Unfortunately for Flynn, the MCP gets wise to this right away, and, using an experimental teleportation laser, Flynn gets zapped and uploaded into the cyberspace realm, a stark and minimalist arcade game nightmare world wherein he must battle royale other "programs" for survival. Here, Dillinger's alter-ego is the equally malevolent Sark, who runs the gladiatorial games on behalf of the giant grid-like face of the MCP, who is always threatening (as every evil genius mastermind does in such films) to pull the plug on Sark for continued incompetence.

Flynn hooks up with Ram (Daniel Shor) and Tron (Boxleitener in a dual role as both Alan and the program he creates), and the trio competes on the light cycles, throwing their glowing videogame superhero discs and battling the various early CGI manifestations of the "game grid" battlefield.

Sark and the MCP are trying desperately to corral and control all the stray programs; hence, they are constantly referring to programs that believe in the "Users" (those who wrote them) as "religious fanatics. Flynn of course is a User, and when Ram and Tron realize this, they journey to the equivalent of a wise old sage or wizard, Dumont, (Barnard Hughes), and he helps Tron to communicate with his alter-ego Alan. Alan informs him of how he can destroy the MCP, and make it a "free system" once more.
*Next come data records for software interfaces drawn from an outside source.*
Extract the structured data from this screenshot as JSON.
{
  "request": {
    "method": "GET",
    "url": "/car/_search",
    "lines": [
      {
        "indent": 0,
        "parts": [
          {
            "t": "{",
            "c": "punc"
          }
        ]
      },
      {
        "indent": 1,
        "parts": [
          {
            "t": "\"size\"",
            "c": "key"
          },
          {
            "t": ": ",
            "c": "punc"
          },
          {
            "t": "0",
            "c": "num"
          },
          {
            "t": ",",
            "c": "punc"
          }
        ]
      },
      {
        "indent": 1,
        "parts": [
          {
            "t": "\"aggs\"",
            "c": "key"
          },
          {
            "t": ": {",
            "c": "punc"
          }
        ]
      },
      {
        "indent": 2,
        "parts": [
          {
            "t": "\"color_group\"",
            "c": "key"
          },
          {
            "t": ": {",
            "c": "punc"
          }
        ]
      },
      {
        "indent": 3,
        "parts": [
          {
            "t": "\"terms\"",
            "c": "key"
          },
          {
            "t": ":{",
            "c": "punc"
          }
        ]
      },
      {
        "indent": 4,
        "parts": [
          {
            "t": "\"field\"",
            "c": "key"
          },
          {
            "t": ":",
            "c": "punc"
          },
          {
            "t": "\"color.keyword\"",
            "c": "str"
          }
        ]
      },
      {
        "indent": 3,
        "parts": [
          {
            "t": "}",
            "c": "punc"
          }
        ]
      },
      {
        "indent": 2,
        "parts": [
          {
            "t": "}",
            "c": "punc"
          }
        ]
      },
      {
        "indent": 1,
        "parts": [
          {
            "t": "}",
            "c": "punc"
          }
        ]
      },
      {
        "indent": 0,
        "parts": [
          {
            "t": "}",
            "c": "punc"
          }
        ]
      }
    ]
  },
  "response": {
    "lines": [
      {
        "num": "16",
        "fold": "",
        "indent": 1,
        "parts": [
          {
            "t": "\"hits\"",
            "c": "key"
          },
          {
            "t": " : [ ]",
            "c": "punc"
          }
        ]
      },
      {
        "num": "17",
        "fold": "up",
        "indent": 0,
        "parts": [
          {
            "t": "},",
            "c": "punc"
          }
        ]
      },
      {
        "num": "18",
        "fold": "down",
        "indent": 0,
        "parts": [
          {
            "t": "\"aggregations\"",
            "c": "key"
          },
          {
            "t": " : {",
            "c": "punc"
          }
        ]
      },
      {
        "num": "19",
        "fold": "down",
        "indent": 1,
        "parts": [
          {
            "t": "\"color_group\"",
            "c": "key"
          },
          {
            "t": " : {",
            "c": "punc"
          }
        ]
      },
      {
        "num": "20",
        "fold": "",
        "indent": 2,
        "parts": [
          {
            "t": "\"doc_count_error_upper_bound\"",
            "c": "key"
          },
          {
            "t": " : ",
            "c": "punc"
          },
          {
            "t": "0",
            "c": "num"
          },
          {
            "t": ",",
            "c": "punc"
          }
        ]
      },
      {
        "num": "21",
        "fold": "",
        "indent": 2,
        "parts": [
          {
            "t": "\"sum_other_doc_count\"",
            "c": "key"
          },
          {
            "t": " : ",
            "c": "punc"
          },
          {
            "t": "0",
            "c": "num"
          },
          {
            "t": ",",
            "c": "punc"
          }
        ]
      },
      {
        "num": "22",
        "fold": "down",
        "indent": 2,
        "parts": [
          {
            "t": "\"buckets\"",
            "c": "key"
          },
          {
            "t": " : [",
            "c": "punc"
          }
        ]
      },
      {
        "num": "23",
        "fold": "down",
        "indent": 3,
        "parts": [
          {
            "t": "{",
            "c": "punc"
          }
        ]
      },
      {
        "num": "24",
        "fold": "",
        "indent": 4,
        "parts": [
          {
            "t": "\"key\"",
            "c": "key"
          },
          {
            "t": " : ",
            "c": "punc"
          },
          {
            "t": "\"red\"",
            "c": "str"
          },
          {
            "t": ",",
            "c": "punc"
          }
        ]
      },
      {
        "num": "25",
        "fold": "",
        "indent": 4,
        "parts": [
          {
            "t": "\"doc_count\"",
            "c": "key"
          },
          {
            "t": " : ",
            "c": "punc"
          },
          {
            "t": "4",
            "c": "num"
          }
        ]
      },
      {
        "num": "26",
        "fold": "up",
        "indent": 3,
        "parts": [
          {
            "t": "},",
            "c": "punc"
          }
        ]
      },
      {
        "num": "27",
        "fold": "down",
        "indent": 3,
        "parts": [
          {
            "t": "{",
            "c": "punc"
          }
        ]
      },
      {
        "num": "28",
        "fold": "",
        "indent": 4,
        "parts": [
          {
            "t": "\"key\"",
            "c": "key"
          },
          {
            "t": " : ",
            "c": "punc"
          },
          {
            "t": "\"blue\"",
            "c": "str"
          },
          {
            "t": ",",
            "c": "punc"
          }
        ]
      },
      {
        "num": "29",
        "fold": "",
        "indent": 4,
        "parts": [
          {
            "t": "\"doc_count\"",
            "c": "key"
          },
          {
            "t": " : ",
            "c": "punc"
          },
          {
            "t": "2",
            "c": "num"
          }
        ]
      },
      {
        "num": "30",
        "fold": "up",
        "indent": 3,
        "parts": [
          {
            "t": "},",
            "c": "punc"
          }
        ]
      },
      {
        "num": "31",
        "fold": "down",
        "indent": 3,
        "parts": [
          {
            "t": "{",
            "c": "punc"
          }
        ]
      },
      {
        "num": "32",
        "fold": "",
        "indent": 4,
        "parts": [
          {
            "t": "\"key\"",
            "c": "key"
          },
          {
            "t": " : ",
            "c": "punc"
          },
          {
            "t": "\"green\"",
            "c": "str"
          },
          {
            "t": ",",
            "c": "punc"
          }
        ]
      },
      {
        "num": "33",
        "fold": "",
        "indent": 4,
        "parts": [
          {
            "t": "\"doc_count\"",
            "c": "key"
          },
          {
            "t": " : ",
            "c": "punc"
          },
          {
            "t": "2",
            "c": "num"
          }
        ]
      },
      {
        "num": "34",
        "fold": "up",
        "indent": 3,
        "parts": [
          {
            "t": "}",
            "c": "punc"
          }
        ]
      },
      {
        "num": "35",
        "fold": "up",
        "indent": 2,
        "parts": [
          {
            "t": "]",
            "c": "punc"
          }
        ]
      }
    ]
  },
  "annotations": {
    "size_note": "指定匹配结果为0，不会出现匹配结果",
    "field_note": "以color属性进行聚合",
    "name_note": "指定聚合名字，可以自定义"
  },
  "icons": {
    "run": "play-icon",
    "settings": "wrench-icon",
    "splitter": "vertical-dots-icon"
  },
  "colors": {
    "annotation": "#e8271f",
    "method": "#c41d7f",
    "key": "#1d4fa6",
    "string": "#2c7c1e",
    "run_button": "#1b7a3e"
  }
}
Tron is such a guilty pleasure, such a trip back to childhood and the wonder and adventure of a simple science fiction tale of good versus evil, but one not set in a "galaxy far, far away." Instead, Tron took a bold leap forward, incorporating the earliest, most primitive CGI effects, anticipating the future. other films, such as Young Sherlock Homes and The Last Starfighter, would quickly follow its lead, but none of them would have the same immersive visual appeal as Tron, which created a world worthy of the boldest visionaries of science fiction. (Indeed, one of the graphic designers of this film is none other than Jean Giraud, a.k.a. "Moebius," the late artist most famous for his work popularizing the French adult comics magazine Metal Hurlant, or Heavy Metal.)
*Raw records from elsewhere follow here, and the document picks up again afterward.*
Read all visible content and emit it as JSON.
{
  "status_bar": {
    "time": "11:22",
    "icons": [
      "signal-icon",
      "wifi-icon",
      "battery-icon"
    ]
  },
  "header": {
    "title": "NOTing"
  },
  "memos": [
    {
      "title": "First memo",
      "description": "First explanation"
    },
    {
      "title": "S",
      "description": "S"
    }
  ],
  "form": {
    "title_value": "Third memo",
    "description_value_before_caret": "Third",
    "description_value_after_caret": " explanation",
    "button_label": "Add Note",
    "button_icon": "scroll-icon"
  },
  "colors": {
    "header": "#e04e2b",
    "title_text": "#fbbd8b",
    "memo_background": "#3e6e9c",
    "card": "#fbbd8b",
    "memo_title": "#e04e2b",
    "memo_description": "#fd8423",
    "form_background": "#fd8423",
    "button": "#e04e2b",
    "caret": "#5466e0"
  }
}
Tron hearkens back to a time, an era, when, cusped upon the edge of technology, we wondered at how the future of computing might evolve, and could not have foreseen the way it would grow to dominate aq society that now lives every waking moment of its life "online." The implicit fear and gradual awareness of the future we were moving toward fueled the fantasies and terrors of films like Tron, and lesser films such as Evilspeak and The Dungeonmaster, which had roughly the same themes. Tron was aimed at an adventure audience; the other films are horror films, but the tension and the fear of rapidly developing technology is the same and is with us to this day.
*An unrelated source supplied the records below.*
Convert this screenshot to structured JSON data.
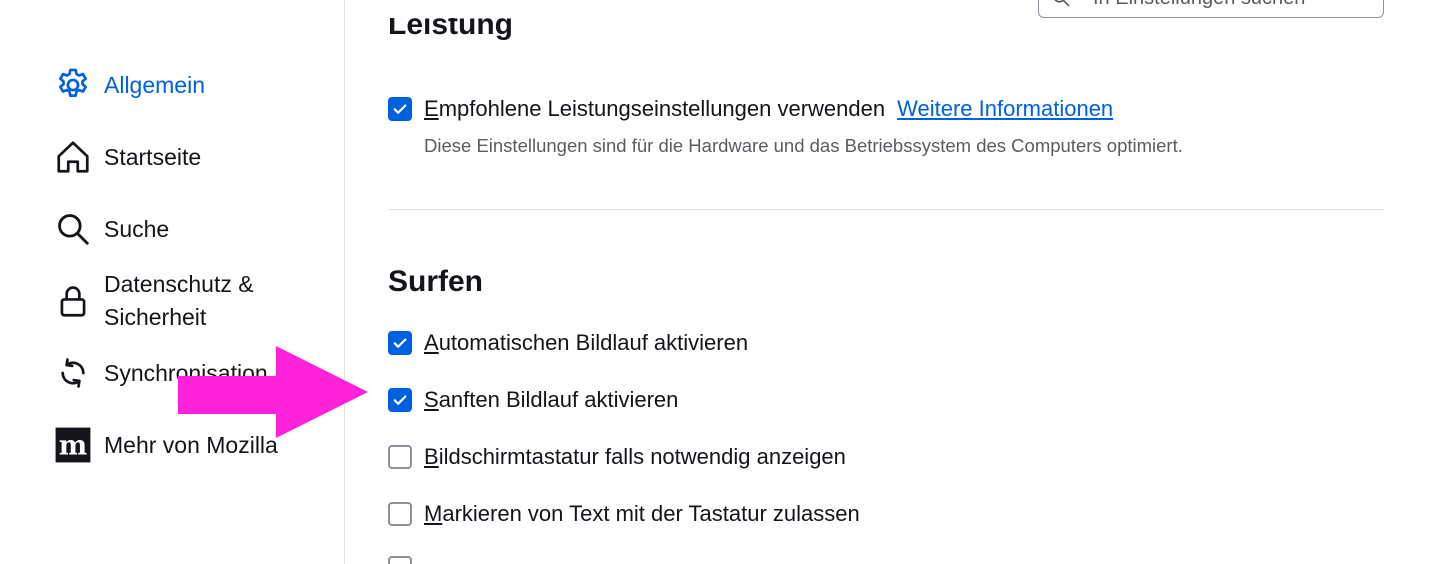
{
  "sidebar": {
    "items": [
      {
        "label": "Allgemein",
        "icon": "gear-icon",
        "selected": true
      },
      {
        "label": "Startseite",
        "icon": "home-icon"
      },
      {
        "label": "Suche",
        "icon": "search-icon"
      },
      {
        "label": "Datenschutz & Sicherheit",
        "icon": "lock-icon"
      },
      {
        "label": "Synchronisation",
        "icon": "sync-icon"
      },
      {
        "label": "Mehr von Mozilla",
        "icon": "mozilla-icon"
      }
    ]
  },
  "search": {
    "placeholder": "In Einstellungen suchen"
  },
  "performance": {
    "heading_cut": "Leistung",
    "recommended": {
      "accesskey": "E",
      "label_rest": "mpfohlene Leistungseinstellungen verwenden",
      "checked": true,
      "link": "Weitere Informationen"
    },
    "description": "Diese Einstellungen sind für die Hardware und das Betriebssystem des Computers optimiert."
  },
  "browsing": {
    "title": "Surfen",
    "options": [
      {
        "accesskey": "A",
        "rest": "utomatischen Bildlauf aktivieren",
        "checked": true
      },
      {
        "accesskey": "S",
        "rest": "anften Bildlauf aktivieren",
        "checked": true
      },
      {
        "accesskey": "B",
        "rest": "ildschirmtastatur falls notwendig anzeigen",
        "checked": false
      },
      {
        "accesskey": "M",
        "rest": "arkieren von Text mit der Tastatur zulassen",
        "checked": false
      }
    ]
  },
  "colors": {
    "accent": "#0061e0",
    "arrow": "#ff22dd",
    "text": "#15141a",
    "muted": "#5b5b66"
  }
}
Tron is completed by an incredible soundtrack by Wendy Carlos, with additional songs by Journey (including the very catchy "Only Solutions" which seems to summarize the themes of anxiety at the encroaching modern world). Carlos also provided soundtracks for Kubricks' films A Clockwork Orange (1972) and The Shining (1980).

Written and directed by Steven Lisberger with Bonnie MacBird, after Lisberger became fascinated with video games, his initial exposure being to Pong.

The Making of Tron 1982 Full Documentary

vintagescifi moviescience fictionmovie review

About the Creator

Tom Baker

Author of Haunted Indianapolis, Indiana Ghost Folklore, Midwest Maniacs, Midwest UFOs and Beyond, Scary Urban Legends, 50 Famous Fables and Folk Tales, and Notorious Crimes of the Upper Midwest.: http://tombakerbooks.weebly.com

Reader insights

Be the first to share your insights about this piece.

How does it work?

Add your insights

Comments (1)

Sign in to comment
  • Randy Wayne Jellison-Knock3 months ago

    Yeah, if you had panned "Tron" I would have had to question your sanity. Great review.

Find us on social media

Miscellaneous links

  • Explore
  • Contact
  • Privacy Policy
  • Terms of Use
  • Support

© 2024 Creatd, Inc. All Rights Reserved.